Records for the exercise ::
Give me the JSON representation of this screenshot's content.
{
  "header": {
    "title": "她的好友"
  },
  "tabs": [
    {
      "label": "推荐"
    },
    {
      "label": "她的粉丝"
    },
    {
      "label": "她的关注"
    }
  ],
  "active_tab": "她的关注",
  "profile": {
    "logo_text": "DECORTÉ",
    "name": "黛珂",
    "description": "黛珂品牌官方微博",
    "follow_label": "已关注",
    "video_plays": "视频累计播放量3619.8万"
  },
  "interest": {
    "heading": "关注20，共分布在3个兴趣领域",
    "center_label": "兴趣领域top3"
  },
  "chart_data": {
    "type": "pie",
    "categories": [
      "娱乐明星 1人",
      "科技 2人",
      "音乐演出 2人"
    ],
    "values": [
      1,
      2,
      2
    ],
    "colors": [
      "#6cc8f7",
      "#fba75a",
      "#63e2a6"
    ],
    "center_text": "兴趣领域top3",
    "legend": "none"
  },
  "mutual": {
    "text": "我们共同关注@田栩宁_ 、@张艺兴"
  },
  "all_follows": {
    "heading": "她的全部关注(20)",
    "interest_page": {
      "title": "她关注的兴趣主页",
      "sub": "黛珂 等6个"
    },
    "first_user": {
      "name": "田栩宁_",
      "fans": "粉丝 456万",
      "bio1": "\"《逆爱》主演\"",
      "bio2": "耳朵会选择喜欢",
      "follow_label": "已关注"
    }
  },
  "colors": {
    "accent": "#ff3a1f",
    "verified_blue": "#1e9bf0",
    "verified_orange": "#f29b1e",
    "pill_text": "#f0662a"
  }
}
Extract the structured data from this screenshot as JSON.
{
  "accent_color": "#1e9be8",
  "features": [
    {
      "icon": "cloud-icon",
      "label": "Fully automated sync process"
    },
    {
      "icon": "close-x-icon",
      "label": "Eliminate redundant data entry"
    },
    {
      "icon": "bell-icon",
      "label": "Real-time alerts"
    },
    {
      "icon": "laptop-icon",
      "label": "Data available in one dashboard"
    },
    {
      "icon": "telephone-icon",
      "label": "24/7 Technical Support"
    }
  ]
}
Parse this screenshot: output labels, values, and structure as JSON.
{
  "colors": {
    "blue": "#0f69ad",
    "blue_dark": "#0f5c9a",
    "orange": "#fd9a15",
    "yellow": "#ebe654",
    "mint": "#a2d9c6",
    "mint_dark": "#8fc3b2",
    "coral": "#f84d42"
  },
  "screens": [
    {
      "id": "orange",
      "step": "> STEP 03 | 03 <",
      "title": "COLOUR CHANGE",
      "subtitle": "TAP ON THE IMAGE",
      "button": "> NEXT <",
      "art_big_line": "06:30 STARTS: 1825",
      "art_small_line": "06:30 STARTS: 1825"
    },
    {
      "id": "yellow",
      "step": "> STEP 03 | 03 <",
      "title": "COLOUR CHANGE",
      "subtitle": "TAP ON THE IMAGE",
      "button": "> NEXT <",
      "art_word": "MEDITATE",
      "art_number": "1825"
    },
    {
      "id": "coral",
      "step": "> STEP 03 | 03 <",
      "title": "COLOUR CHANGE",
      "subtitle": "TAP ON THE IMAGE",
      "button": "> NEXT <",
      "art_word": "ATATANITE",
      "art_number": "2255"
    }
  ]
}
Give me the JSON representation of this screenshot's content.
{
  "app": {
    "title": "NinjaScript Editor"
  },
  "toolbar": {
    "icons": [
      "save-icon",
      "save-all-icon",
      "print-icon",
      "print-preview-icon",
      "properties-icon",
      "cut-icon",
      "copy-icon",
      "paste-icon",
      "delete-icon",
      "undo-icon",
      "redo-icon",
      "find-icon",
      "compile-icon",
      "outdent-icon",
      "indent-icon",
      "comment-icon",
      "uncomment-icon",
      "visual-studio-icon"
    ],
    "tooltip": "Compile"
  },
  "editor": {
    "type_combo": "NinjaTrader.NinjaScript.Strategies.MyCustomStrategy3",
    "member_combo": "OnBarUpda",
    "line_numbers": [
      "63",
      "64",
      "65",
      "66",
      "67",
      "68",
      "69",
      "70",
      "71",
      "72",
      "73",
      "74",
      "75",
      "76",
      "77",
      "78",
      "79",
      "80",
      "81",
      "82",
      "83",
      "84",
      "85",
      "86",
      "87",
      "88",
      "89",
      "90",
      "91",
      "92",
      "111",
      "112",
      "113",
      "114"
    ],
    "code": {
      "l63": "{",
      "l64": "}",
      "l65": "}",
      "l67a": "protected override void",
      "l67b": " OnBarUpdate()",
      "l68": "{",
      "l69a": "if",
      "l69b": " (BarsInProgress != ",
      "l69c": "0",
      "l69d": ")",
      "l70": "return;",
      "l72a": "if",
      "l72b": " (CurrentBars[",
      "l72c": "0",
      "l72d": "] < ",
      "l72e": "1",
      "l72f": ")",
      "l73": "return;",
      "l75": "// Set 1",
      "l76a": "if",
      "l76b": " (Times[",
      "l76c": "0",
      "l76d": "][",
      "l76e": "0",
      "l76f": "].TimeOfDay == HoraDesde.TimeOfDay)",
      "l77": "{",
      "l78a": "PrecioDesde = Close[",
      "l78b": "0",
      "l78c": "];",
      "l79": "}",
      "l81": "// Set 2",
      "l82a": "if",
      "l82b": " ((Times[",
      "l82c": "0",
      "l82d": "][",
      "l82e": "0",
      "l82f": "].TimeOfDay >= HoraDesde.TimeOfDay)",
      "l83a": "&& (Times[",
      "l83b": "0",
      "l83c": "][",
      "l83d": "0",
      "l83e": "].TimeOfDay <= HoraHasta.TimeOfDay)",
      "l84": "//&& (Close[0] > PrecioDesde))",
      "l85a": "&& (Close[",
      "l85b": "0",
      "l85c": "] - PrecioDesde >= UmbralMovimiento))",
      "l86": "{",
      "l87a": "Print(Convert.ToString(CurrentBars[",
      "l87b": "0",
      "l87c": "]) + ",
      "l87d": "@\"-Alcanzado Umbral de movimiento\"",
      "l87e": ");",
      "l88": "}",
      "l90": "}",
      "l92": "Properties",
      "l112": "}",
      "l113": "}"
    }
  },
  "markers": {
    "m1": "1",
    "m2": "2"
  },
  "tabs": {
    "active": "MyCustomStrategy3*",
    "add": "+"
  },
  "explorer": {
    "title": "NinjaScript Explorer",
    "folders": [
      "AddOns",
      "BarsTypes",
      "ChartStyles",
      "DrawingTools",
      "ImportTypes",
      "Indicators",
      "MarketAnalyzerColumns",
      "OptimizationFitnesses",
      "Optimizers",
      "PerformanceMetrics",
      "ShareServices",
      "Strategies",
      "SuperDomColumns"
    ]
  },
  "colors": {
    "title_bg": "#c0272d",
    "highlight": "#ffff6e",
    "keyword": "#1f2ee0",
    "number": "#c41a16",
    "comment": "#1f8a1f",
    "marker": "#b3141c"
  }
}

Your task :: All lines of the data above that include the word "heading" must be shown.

Exercise response ::
    "heading": "关注20，共分布在3个兴趣领域",
    "heading": "她的全部关注(20)",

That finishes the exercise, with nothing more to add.